The short-term effects of eating too much sugar can be just what you might picture a "sugar rush" to look like: an intense burst of energy followed by a quick crash and a cranky mood. "Because sugar is a simple carbohydrate that breaks down quickly, sugar on its own can cause children to become hungry quickly again, leaving them tired and moody, says Dr. Segura.

For some kids, excessive sweets can make them feel temporarily sick. "Sugar on an empty stomach can sometimes cause stomachaches," says Dr. Segura.

Long-Term Effects

Too much sugar can lead to serious health issues. "Calories from sugar can add up quickly and lead to weight gain," says Dr. Segura. "Weight gain in children can contribute to hypertension, dyslipidemia, insulin resistance, fatty liver disease, and type 2 diabetes mellitus." (If you have a child with type 1 diabetes, sweets can cause unsafe blood sugar spikes, so it's crucial to work with a doctor on a special diet plan.)

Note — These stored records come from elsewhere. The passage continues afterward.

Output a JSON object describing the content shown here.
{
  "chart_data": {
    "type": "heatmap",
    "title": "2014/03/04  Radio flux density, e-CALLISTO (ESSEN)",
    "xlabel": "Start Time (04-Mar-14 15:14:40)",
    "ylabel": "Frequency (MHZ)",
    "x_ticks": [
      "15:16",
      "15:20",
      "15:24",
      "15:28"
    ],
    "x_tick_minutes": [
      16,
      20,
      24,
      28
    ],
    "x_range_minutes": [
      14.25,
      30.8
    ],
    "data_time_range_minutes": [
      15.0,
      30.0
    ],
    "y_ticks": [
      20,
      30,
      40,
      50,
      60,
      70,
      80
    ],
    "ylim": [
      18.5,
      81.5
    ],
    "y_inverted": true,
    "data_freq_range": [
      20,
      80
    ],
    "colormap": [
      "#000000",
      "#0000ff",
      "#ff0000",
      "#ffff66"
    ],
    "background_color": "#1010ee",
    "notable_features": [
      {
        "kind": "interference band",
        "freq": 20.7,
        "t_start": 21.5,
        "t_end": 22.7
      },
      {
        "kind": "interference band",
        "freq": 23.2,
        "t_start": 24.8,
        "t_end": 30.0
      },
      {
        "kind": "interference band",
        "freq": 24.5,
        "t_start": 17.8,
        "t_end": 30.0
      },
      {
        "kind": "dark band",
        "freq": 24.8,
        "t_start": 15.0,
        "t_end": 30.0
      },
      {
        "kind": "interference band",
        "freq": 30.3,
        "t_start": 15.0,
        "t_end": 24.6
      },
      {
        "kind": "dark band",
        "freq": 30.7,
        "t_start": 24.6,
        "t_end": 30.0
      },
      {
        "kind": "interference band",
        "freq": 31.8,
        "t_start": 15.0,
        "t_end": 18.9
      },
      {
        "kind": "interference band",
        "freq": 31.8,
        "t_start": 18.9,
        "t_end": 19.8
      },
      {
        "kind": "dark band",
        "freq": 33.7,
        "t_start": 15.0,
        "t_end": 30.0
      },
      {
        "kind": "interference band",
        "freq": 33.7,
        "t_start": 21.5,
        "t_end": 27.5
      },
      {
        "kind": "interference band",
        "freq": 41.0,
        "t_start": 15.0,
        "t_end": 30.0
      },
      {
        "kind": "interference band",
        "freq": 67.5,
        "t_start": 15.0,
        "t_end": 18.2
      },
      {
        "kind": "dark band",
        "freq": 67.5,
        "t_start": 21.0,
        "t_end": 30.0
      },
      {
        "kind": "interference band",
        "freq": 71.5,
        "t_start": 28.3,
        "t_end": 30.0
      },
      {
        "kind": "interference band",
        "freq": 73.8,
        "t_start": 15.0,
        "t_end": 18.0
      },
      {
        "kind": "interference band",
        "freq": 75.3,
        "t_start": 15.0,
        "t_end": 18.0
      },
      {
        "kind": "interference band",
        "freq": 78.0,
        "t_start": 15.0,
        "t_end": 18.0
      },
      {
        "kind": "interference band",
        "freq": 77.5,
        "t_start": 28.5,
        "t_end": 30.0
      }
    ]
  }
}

For most kids, it may be best to not prohibit sugar completely. Some experts find that many children with no access to treats overindulge when given the opportunity. "The long-term effect of sugar denial is likely an intense preference for sweets as soon as they can buy their own groceries," says Lvova. "What parents deny during childhood is exactly what their kids will seek out."

Eating for Stable Energy

It seems, then, that the best way to control children's sugar intake is to allow them to eat sweets in moderation. It's also important to pair sugar with nutritious foods for kids to maintain stable energy levels.

"The best way to mitigate the effects of sugar is to mix either a complex carbohydrate, fat, or protein alongside the sugar," says Dr. Segura. "The sugar-related bursts and dips are barely perceptible because fat and protein take longer to digest and metabolize, giving you a steady energy source." Fiber-rich granola bars, yogurt, or a glass of milk alongside a cookie are sweet and satisfying snacks.

While limiting sugar intake, Lvova also recommends lessening the allure of sweets by sharing them with your child from time to time. "Enjoying them together encourages food-neutrality—the idea that food is food and doesn't require a party," she says. One way to enjoy treats together as a family in a more health-conscious way is to bake together, swapping out added sugar for natural sweeteners like honey or applesauce in recipes.

A Word from Verywell

Although there is no evidence to show that sugar causes hyperactivity in kids, eating too much isn't great for children's moods, behavior, or overall health. However, taking fun treats like birthday cake or Halloween candy off the table completely can backfire. Rather than forbidding sugary foods, try reserving them for special occasions and pairing them with protein, fat, or complex carbohydrates. Kids can enjoy the sweet things in life while keeping energy levels steady.

Was this page helpful?
2 Sources
Verywell Family uses only high-quality sources, including peer-reviewed studies, to support the facts within our articles. Read our editorial process to learn more about how we fact-check and keep our content accurate, reliable, and trustworthy.
  1. Mantantzis K., Schlaghecken F., Sünram-Lea S.I. & Maylor E.A. Sugar rush or sugar crash? A meta-analysis of carbohydrate effects on mood. Neurosci Biobehav Rev 101, 45-67 (2019). doi: 10.1016/j.neubiorev.2019.03.016

  2. Centers for Disease Control and Prevention. Get the Facts: Added Sugars. Reviewed November 28, 2021.